(Dataset rows for apps and sites)
=======

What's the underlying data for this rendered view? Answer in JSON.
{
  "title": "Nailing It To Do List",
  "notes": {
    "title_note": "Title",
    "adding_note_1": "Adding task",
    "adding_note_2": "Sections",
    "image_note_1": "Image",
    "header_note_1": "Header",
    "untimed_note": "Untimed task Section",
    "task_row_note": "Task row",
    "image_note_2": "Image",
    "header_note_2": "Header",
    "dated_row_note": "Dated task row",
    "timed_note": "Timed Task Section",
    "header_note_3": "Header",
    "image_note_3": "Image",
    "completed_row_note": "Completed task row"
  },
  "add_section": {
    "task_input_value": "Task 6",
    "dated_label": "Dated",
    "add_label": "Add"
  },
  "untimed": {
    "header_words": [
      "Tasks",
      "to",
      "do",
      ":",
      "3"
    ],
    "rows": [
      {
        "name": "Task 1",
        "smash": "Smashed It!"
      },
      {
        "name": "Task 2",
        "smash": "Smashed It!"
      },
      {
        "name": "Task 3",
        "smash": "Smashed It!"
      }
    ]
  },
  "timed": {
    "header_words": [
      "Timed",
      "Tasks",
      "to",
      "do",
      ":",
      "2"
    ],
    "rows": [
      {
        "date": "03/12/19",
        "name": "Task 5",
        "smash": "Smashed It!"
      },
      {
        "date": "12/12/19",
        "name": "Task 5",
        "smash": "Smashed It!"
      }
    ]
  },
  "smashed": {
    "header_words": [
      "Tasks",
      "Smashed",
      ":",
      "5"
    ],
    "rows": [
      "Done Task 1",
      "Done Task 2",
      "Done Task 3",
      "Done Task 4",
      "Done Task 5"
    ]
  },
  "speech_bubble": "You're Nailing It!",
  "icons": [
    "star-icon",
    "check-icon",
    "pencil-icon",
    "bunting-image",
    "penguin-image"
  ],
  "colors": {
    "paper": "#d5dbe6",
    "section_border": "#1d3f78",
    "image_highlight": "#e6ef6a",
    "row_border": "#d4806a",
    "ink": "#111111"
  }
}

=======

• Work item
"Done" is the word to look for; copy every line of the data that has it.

• Task solution
      "Done Task 1",
      "Done Task 2",
      "Done Task 3",
      "Done Task 4",
      "Done Task 5"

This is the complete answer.